#### Problem description
Without the images, repeat every line of the listing verbatim.

#### Extracted data

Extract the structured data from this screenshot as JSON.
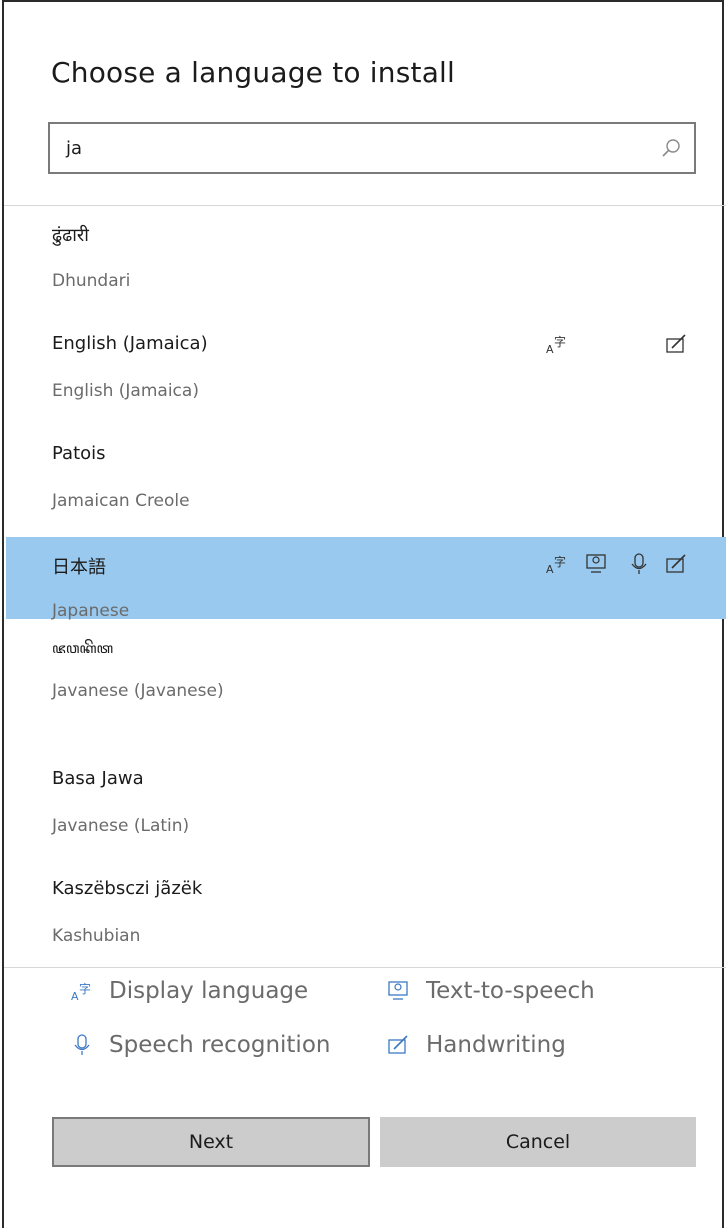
{
  "dialog": {
    "title": "Choose a language to install",
    "search": {
      "value": "ja",
      "placeholder": ""
    }
  },
  "languages": [
    {
      "native": "ढुंढारी",
      "english": "Dhundari",
      "features": [],
      "selected": false
    },
    {
      "native": "English (Jamaica)",
      "english": "English (Jamaica)",
      "features": [
        "display-language-icon",
        "handwriting-icon"
      ],
      "selected": false
    },
    {
      "native": "Patois",
      "english": "Jamaican Creole",
      "features": [],
      "selected": false
    },
    {
      "native": "日本語",
      "english": "Japanese",
      "features": [
        "display-language-icon",
        "text-to-speech-icon",
        "speech-recognition-icon",
        "handwriting-icon"
      ],
      "selected": true
    },
    {
      "native": "ꦗꦮꦏꦼꦠ",
      "english": "Javanese (Javanese)",
      "features": [],
      "selected": false
    },
    {
      "native": "Basa Jawa",
      "english": "Javanese (Latin)",
      "features": [],
      "selected": false
    },
    {
      "native": "Kaszëbsczi jãzëk",
      "english": "Kashubian",
      "features": [],
      "selected": false
    }
  ],
  "legend": {
    "display_language": "Display language",
    "text_to_speech": "Text-to-speech",
    "speech_recognition": "Speech recognition",
    "handwriting": "Handwriting"
  },
  "buttons": {
    "next": "Next",
    "cancel": "Cancel"
  },
  "colors": {
    "selected_row": "#99c9ee",
    "button_bg": "#cccccc"
  }
}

#### Solved problem
Extract the structured data from this screenshot as JSON.
{
  "dialog": {
    "title": "Choose a language to install",
    "search": {
      "value": "ja",
      "placeholder": ""
    }
  },
  "languages": [
    {
      "native": "ढुंढारी",
      "english": "Dhundari",
      "features": [],
      "selected": false
    },
    {
      "native": "English (Jamaica)",
      "english": "English (Jamaica)",
      "features": [
        "display-language-icon",
        "handwriting-icon"
      ],
      "selected": false
    },
    {
      "native": "Patois",
      "english": "Jamaican Creole",
      "features": [],
      "selected": false
    },
    {
      "native": "日本語",
      "english": "Japanese",
      "features": [
        "display-language-icon",
        "text-to-speech-icon",
        "speech-recognition-icon",
        "handwriting-icon"
      ],
      "selected": true
    },
    {
      "native": "ꦗꦮꦏꦼꦠ",
      "english": "Javanese (Javanese)",
      "features": [],
      "selected": false
    },
    {
      "native": "Basa Jawa",
      "english": "Javanese (Latin)",
      "features": [],
      "selected": false
    },
    {
      "native": "Kaszëbsczi jãzëk",
      "english": "Kashubian",
      "features": [],
      "selected": false
    }
  ],
  "legend": {
    "display_language": "Display language",
    "text_to_speech": "Text-to-speech",
    "speech_recognition": "Speech recognition",
    "handwriting": "Handwriting"
  },
  "buttons": {
    "next": "Next",
    "cancel": "Cancel"
  },
  "colors": {
    "selected_row": "#99c9ee",
    "button_bg": "#cccccc"
  }
}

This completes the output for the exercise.